That depends on how much time I have spent painting. If I’ve been in the studio for days then it takes a little while to remove yourself from that way of thinking, you start seeing people and scenes as paintings in terms of shapes and colour and you try to figure out how you’re going to paint it.
What do you see as the greatest challenge to the contemporary human body?
The human body has a lot to deal with, from environmental factors to societal factors. The fast paced lifestyle, high job demands and little time for oneself really wear down on people.
Why and when did you choose the body as a medium for your work?
I started focusing on bodies and the figure they year before I started art college, I attended a PLC course after school where I became good friends with another guy attending and we started kind of competing in a way as to who could draw a face the best or get the proportions and perspective right. We spent a long time trying to perfect ‘the line’, this all continued into art college and I enjoyed painting the body so I kept doing it. I loosened up in my fourth year of college and became less interested in the perfect representation of the body and just started really enjoying painting the body in a much more abstracted way.
Whose work regarding the the physical human body do you admire and why?
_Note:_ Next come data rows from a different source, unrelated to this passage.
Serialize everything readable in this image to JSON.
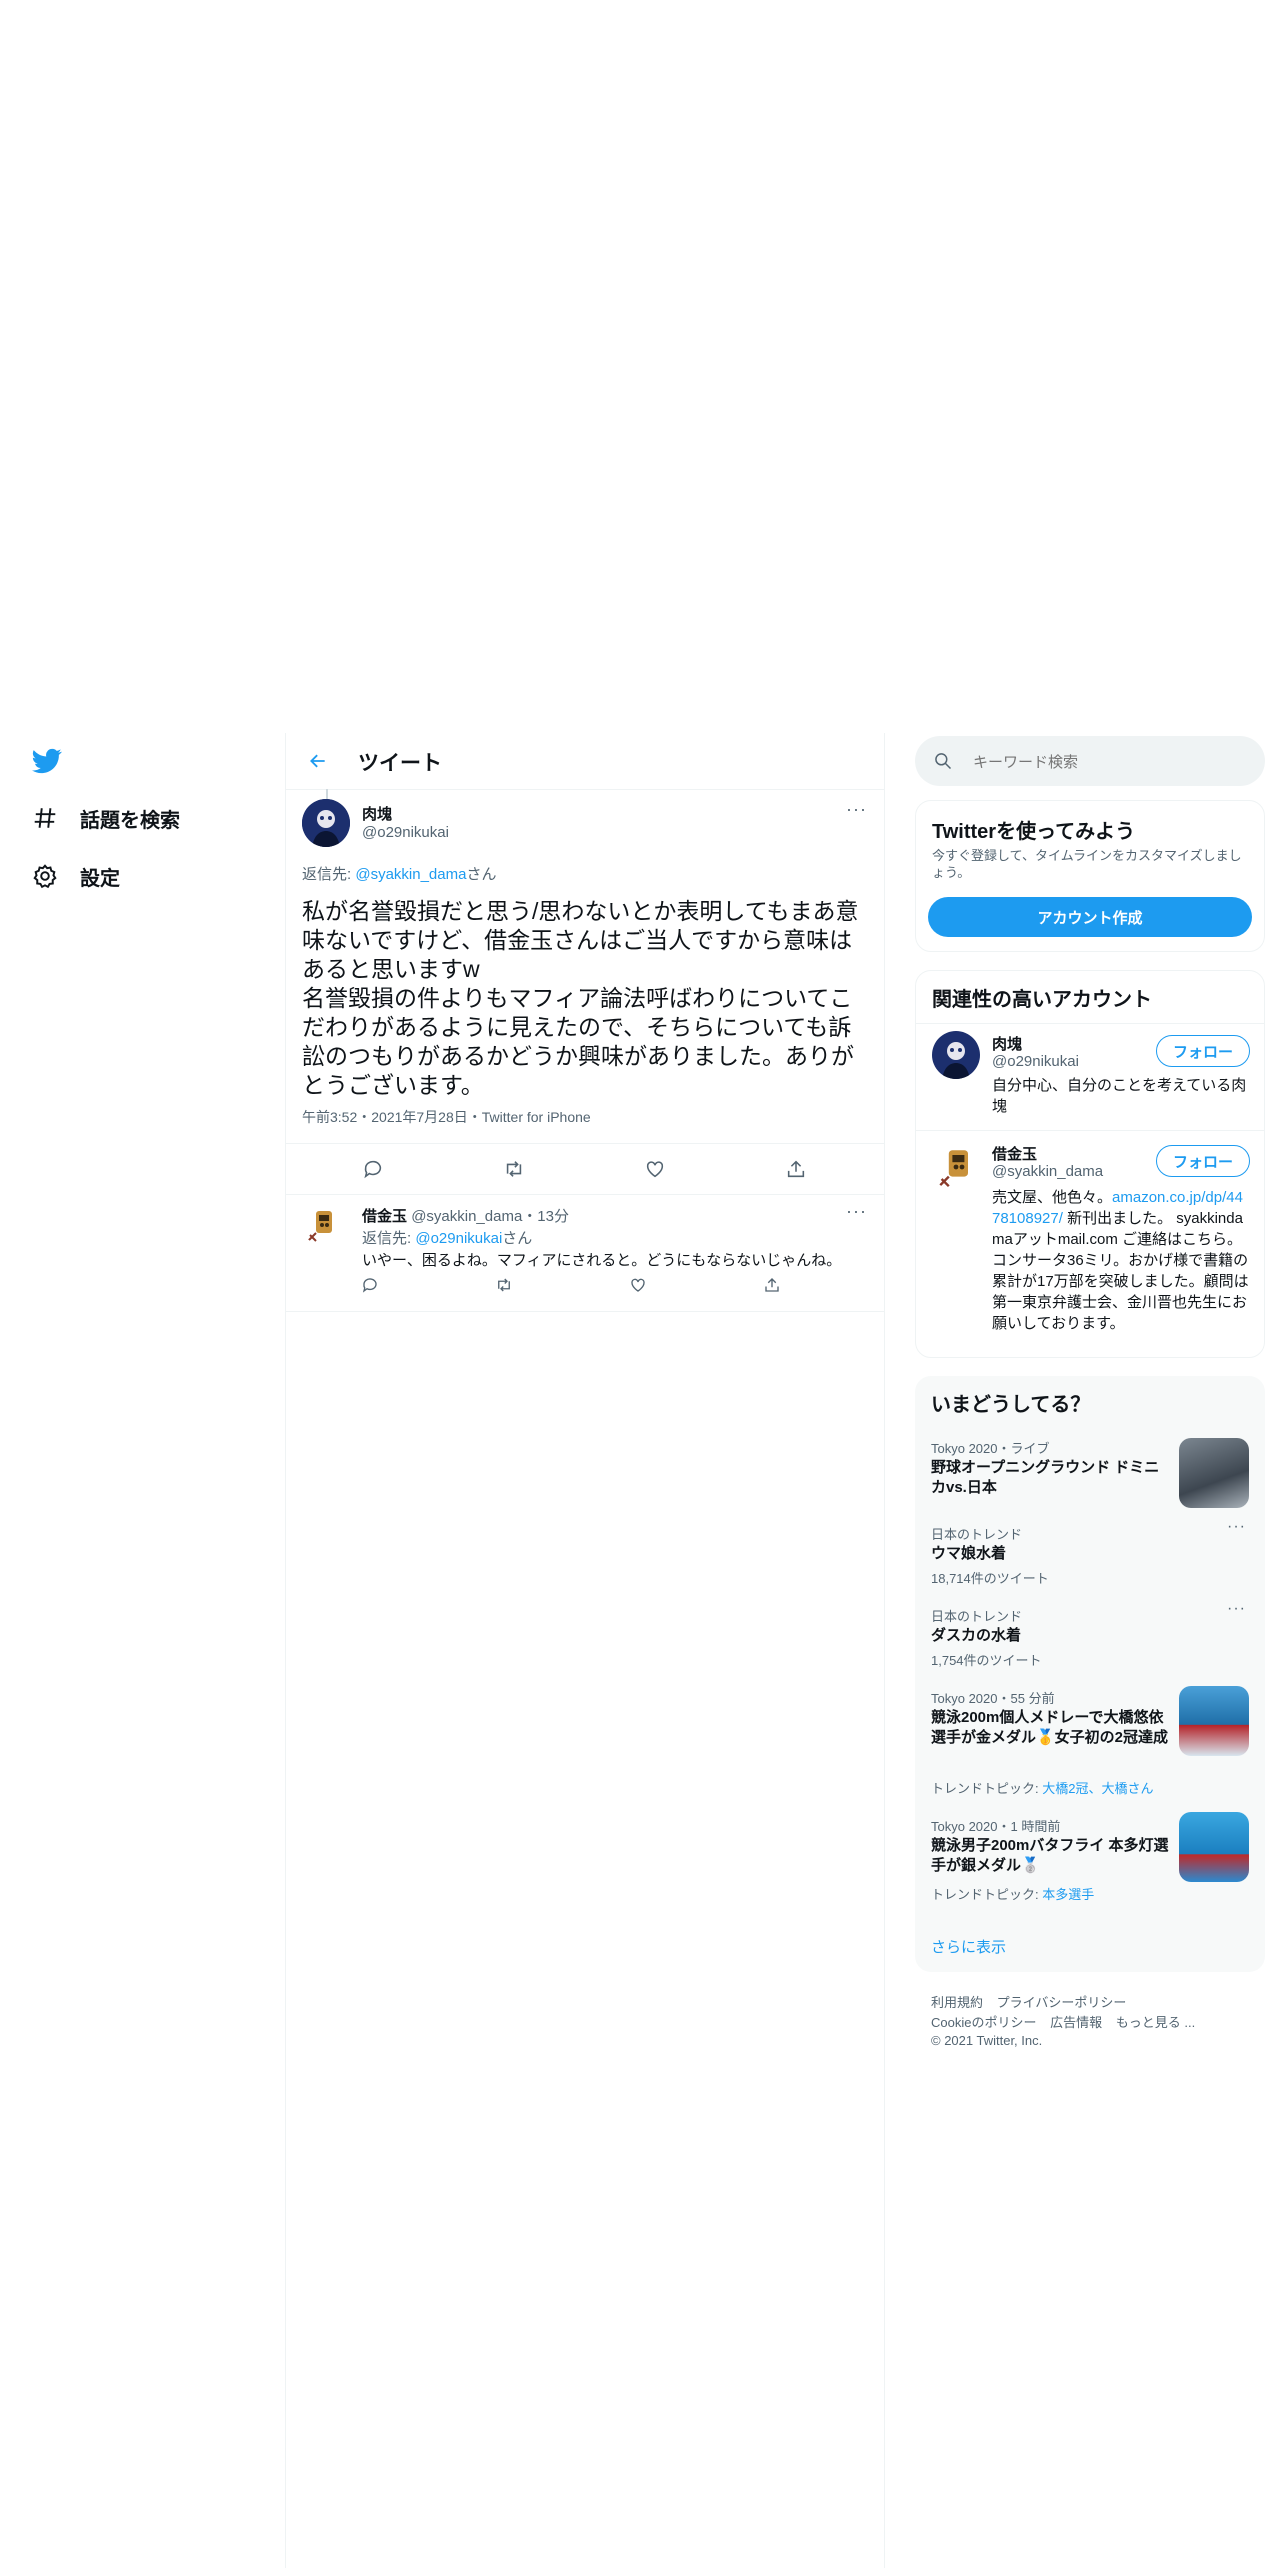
{
  "nav": {
    "logo": "twitter-bird",
    "items": [
      {
        "icon": "hashtag-icon",
        "label": "話題を検索"
      },
      {
        "icon": "gear-icon",
        "label": "設定"
      }
    ]
  },
  "header": {
    "title": "ツイート"
  },
  "tweet": {
    "name": "肉塊",
    "handle": "@o29nikukai",
    "reply_prefix": "返信先: ",
    "reply_to": "@syakkin_dama",
    "reply_suffix": "さん",
    "text": "私が名誉毀損だと思う/思わないとか表明してもまあ意味ないですけど、借金玉さんはご当人ですから意味はあると思いますw\n名誉毀損の件よりもマフィア論法呼ばわりについてこだわりがあるように見えたので、そちらについても訴訟のつもりがあるかどうか興味がありました。ありがとうございます。",
    "meta": "午前3:52・2021年7月28日・Twitter for iPhone"
  },
  "reply": {
    "name": "借金玉",
    "handle": "@syakkin_dama",
    "time": "・13分",
    "reply_prefix": "返信先: ",
    "reply_to": "@o29nikukai",
    "reply_suffix": "さん",
    "text": "いやー、困るよね。マフィアにされると。どうにもならないじゃんね。"
  },
  "search": {
    "placeholder": "キーワード検索"
  },
  "signup": {
    "title": "Twitterを使ってみよう",
    "desc": "今すぐ登録して、タイムラインをカスタマイズしましょう。",
    "button": "アカウント作成"
  },
  "related": {
    "title": "関連性の高いアカウント",
    "follow_label": "フォロー",
    "accounts": [
      {
        "name": "肉塊",
        "handle": "@o29nikukai",
        "bio": "自分中心、自分のことを考えている肉塊"
      },
      {
        "name": "借金玉",
        "handle": "@syakkin_dama",
        "bio_1": "売文屋、他色々。",
        "bio_link": "amazon.co.jp/dp/4478108927/",
        "bio_2": " 新刊出ました。 syakkindamaアットmail.com ご連絡はこちら。 コンサータ36ミリ。おかげ様で書籍の累計が17万部を突破しました。顧問は第一東京弁護士会、金川晋也先生にお願いしております。"
      }
    ]
  },
  "trends": {
    "title": "いまどうしてる？",
    "items": [
      {
        "meta": "Tokyo 2020・ライブ",
        "title": "野球オープニングラウンド ドミニカvs.日本"
      },
      {
        "meta": "日本のトレンド",
        "title": "ウマ娘水着",
        "count": "18,714件のツイート"
      },
      {
        "meta": "日本のトレンド",
        "title": "ダスカの水着",
        "count": "1,754件のツイート"
      },
      {
        "meta": "Tokyo 2020・55 分前",
        "title": "競泳200m個人メドレーで大橋悠依選手が金メダル🥇女子初の2冠達成",
        "topic_label": "トレンドトピック: ",
        "topic": "大橋2冠、大橋さん"
      },
      {
        "meta": "Tokyo 2020・1 時間前",
        "title": "競泳男子200mバタフライ 本多灯選手が銀メダル🥈",
        "topic_label": "トレンドトピック: ",
        "topic": "本多選手"
      }
    ],
    "show_more": "さらに表示"
  },
  "footer": {
    "links_row1": [
      "利用規約",
      "プライバシーポリシー"
    ],
    "links_row2": [
      "Cookieのポリシー",
      "広告情報",
      "もっと見る ..."
    ],
    "copyright": "© 2021 Twitter, Inc."
  },
  "colors": {
    "accent": "#1d9bf0",
    "text": "#0f1419",
    "muted": "#536471",
    "border": "#eff3f4"
  }
}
The list is so long and it has really changed over time, Francis Bacon is definitely up there near the top but I actually used to really dislike his work until I started painting in a more abstracted way. Michael Armitage is a recent favourite, he’s got an amazing use of colour and his figures have a great presence. Other favourites are Anthony Cudahy, Colm Mac Athlaoich, Rhys Trussler and Olav Mathisen.
Describe the technique behind your work?
I always start with either an image I find interesting or I make a collage that I feel will translate well into painting. I move into drawing an outline of the figure out in paint and then I kind of fill in the blanks depending on the image. I don’t do any preparatory work beforehand bar a couple of two or three minute drawings just to get the composition right. I like to figure it all out on the canvas and just see how it goes.
Where do you find inspiration?
I tend to spend a lot of time on the internet so I come across lots of images daily, some of which get worked into paintings. During my final year in college I spent a long time looking at archive photos from the early 1900’s in Australia and I created my end of year show around them. Recently I’ve been playing around a lot with collages and interiors with little detail, I’m moving to Thailand for a few months this October which I’m sure will have an influence on my work.
The body a place of permanence or change?
The body is definitely a place of change for me, every moment it’s all constantly changing and moving. It makes the body hugely interesting.
If you could change one thing about how humans are constructed (if only to make your work easier) what would it be?
To make my work easier? I would add more sharp edges to the body, more places for light to catch.
With developments on virtual reality, body extensions and vat grown organs will the changing way we view our bodies affect your work?
I don’t think it will, I have more of an interest in primitive compositions and images, how the figure occupies a space with less emphasis on a narrative.
Header image Yellow Girl (detail)
Michael Eden is an artist and researcher working in London and the south east, his artistic practice is concentrated on painting and he divides his time between this and lecturing in art history and contextual studies.